Made in a wide range in sizes of a Merino Wool blend that is lightweight, breathable and prevents build-up of smell.
Choose socks made from wool or synthetic blends, as they wick away moisture and provide insulation. Make sure your socks fit well and don’t bunch up in your ski boots.
Hand and Foot Warmers
Hand and foot warmers are small packets that provide heat for several hours. They’re easy to use and can be a lifesaver on cold days.
Budgeting for Ski Clothes: How Much Does It Cost?
Ski clothing can be expensive, but it’s worth investing in high-quality gear that will keep you warm and comfortable on the slopes. The cost of ski clothes depends on several factors, such as the brand, quality, and materials used.
A good base layer can cost anywhere from $30 to $100, while a mid-layer can cost between $50 to $200. Ski jackets and trousers can range from $100 to $1000, depending on the brand and features.
It’s essential to choose high-quality gear that will last for several seasons, rather than buying cheap gear that will wear out quickly. You can also look for deals and discounts online or at ski shops to save money.
The Problem with Too Many Layers: Why Quality Over Quantity Matters
Many people think adding more layers makes you warmer, but this is not necessarily true. Layering for the sake of layering can actually make you colder. If you trap in sweat and moisture, you’ll quickly get wet and heavy, which can make you feel clammy or cold.
Instead, focus on quality over quantity. Invest in high-quality gear specifically designed for skiing and correctly layer your clothing. A base layer, mid-layer, and outer layer are typically all you need to stay warm and comfortable on the slopes. Each layer serves a specific purpose and should be chosen based on the weather conditions and your personal preferences.
Do’s and Don’ts of Layering for Skiing
To sum up, here are the do’s and don’ts of layering for skiing:
- Do wear a base layer, mid-layer, and outer layer.
- Do wear a thicker base layer or mid-layer in colder temperatures.
- Do wear an outer shell with high breathability and waterproofing.
- Do wear a thick insulated ski jacket for extreme weather.
- Do air out your ski clothes each day.
- Do wear dry clothing.
- Don’t wear more than three layers.
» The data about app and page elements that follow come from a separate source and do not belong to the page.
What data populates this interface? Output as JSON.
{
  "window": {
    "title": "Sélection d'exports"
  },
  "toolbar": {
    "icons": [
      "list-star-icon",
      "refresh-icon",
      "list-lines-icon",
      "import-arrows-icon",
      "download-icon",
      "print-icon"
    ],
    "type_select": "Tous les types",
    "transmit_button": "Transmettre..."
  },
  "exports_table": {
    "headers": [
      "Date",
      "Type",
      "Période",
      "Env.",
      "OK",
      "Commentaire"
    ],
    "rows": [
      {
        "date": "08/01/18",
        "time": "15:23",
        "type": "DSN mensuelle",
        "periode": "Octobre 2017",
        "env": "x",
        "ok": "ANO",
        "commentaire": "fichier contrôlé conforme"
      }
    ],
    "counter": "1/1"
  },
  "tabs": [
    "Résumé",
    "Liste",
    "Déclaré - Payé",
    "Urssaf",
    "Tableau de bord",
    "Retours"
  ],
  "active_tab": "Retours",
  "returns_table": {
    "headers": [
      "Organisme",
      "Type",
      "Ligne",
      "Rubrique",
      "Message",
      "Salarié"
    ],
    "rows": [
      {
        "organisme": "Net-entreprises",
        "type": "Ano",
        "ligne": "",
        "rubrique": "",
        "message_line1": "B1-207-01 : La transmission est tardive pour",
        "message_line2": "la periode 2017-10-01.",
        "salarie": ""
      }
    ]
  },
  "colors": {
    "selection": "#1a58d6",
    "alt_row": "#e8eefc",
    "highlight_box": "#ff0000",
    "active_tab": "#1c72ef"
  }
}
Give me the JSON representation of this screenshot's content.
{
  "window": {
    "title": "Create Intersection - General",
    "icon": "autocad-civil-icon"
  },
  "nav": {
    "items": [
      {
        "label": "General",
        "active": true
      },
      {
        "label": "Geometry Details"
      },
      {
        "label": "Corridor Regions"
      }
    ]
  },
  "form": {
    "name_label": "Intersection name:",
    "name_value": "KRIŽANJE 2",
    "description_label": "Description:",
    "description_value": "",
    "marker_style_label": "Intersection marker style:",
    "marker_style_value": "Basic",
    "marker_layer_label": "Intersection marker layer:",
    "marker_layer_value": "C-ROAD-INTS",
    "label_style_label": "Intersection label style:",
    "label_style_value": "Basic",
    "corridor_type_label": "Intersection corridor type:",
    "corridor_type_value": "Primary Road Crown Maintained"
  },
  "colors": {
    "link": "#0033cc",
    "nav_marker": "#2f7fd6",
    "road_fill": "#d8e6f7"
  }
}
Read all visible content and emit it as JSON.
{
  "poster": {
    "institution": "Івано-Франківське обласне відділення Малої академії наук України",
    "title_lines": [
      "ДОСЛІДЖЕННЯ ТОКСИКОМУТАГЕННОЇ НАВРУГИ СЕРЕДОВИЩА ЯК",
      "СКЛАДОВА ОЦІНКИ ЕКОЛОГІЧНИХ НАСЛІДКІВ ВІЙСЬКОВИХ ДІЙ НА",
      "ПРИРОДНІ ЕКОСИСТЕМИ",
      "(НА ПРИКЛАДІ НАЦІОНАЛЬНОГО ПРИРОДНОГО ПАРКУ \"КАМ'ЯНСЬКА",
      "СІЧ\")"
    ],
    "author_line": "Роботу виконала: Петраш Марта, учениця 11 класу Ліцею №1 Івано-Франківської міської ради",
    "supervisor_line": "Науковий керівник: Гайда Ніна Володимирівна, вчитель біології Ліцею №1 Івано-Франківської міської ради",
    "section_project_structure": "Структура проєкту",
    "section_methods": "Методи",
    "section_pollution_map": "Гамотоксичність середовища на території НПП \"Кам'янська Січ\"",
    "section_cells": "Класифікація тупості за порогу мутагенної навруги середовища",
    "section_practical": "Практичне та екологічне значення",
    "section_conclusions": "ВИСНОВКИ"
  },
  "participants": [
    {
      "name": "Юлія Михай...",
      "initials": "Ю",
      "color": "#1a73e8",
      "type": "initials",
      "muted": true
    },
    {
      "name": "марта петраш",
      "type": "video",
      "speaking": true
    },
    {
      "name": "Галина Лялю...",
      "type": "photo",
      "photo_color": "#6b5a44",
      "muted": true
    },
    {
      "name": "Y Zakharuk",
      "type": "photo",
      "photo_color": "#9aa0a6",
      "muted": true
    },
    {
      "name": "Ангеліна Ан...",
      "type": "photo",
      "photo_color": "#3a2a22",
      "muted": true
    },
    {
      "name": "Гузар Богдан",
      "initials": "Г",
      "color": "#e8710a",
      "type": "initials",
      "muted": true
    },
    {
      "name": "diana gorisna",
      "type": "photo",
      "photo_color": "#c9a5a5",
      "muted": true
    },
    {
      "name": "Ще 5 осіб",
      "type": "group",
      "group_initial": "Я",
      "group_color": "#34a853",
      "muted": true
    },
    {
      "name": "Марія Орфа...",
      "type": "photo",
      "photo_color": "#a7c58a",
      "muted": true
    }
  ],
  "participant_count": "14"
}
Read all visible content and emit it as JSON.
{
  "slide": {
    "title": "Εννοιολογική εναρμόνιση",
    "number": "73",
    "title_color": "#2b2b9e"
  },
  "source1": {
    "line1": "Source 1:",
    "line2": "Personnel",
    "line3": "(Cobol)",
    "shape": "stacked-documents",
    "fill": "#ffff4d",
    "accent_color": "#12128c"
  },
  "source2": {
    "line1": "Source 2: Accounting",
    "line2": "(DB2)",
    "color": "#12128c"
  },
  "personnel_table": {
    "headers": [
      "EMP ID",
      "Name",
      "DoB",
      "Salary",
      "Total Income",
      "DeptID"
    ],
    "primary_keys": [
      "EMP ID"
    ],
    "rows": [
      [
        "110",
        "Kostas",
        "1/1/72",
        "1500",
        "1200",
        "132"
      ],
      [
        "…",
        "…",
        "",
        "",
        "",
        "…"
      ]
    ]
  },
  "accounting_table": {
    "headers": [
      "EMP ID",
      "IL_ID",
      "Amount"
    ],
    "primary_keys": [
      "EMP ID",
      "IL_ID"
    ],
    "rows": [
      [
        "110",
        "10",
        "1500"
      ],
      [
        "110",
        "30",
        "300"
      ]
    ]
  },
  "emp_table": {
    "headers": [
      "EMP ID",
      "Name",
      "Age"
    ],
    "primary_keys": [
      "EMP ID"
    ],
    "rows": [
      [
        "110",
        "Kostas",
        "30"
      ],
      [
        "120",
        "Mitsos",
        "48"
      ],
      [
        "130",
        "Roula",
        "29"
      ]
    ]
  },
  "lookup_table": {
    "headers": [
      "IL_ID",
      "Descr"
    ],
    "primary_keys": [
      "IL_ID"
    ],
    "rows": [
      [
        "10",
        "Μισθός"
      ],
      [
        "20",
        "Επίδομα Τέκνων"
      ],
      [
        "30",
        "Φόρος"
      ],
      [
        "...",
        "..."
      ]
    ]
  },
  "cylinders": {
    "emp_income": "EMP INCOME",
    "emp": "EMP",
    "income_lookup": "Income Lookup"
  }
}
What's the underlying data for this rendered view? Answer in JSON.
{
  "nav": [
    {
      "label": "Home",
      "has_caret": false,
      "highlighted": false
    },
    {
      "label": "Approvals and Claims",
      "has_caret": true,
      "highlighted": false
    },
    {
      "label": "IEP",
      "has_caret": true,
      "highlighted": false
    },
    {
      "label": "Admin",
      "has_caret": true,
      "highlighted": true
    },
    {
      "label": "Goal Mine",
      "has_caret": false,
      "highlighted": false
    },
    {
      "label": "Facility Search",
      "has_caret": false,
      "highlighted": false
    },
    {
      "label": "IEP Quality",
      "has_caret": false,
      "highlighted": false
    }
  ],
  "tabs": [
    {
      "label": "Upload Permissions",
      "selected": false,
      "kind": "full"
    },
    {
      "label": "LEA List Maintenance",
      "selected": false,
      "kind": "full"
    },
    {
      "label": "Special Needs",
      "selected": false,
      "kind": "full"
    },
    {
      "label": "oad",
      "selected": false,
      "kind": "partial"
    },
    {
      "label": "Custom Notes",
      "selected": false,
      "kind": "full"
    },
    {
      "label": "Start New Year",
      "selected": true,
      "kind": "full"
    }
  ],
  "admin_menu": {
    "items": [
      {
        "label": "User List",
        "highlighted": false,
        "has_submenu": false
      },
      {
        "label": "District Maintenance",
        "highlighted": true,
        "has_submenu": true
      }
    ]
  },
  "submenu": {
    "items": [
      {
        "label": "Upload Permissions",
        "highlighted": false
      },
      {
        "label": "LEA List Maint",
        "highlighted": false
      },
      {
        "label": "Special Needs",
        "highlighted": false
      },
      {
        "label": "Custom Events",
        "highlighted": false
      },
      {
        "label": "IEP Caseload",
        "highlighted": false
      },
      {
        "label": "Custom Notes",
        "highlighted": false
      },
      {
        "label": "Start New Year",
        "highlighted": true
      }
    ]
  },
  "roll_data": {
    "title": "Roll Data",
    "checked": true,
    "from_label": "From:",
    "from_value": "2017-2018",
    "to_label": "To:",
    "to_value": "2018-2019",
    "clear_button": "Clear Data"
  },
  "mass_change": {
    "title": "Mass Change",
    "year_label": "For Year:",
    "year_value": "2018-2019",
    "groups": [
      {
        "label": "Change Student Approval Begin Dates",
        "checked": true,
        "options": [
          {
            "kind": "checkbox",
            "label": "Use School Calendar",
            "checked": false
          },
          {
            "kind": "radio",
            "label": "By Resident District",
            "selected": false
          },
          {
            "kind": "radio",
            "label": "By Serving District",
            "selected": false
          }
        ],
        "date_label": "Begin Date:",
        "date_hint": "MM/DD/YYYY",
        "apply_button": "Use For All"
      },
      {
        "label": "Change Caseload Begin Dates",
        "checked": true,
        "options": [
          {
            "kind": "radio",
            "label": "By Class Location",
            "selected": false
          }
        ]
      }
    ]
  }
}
- Don’t wear wet clothes.
- Don’t wear normal clothes to ski. Avoid cotton or materials that absorb sweat.
Layering correctly for skiing is essential for staying warm and comfortable on the slopes. A base layer, mid-layer, and outer layer are typically all you need to protect yourself in most weather conditions.
Remember to choose high-quality gear that fits well and is designed specifically for skiing. Nothing ruins a ski day like being too cold (dangerous) or too sweaty (inconvenient).
The Cost of Ski Clothing: How Much Should You Expect to Pay?
Skiing is an expensive hobby, and ski clothing can be a significant investment. However, the cost of ski clothing can vary greatly depending on the brand, quality, and materials used.
To give you an idea of the average cost of each layer, I’ve put together a table based on my own research and experience:
|Layer||Average Cost Range|
|Base Layer||$30 – $120|
|Mid Layer||$60 – $200|
|Outer Layer||$150 – $600|
Of course, these are just rough estimates, and you may be able to find deals or discounts to lower the cost. Additionally, investing in higher quality gear may cost more upfront but can save you money in the long run by lasting longer and providing better insulation.
When it comes to budgeting for ski clothing, I recommend prioritizing the essential layers, such as a good quality waterproof outer layer, and investing in higher quality materials for those layers.
Base layers can often be found at a lower cost, but be sure to choose a material that will wick away moisture to keep you dry and warm. Mid-layers can be a good place to save money if necessary, but be sure to choose a material that will provide adequate insulation.
Remember, the cost of ski clothing is just one factor to consider when choosing your gear. Comfort, warmth, and durability are equally important, so be sure to choose gear that will meet your needs and last you for multiple ski seasons.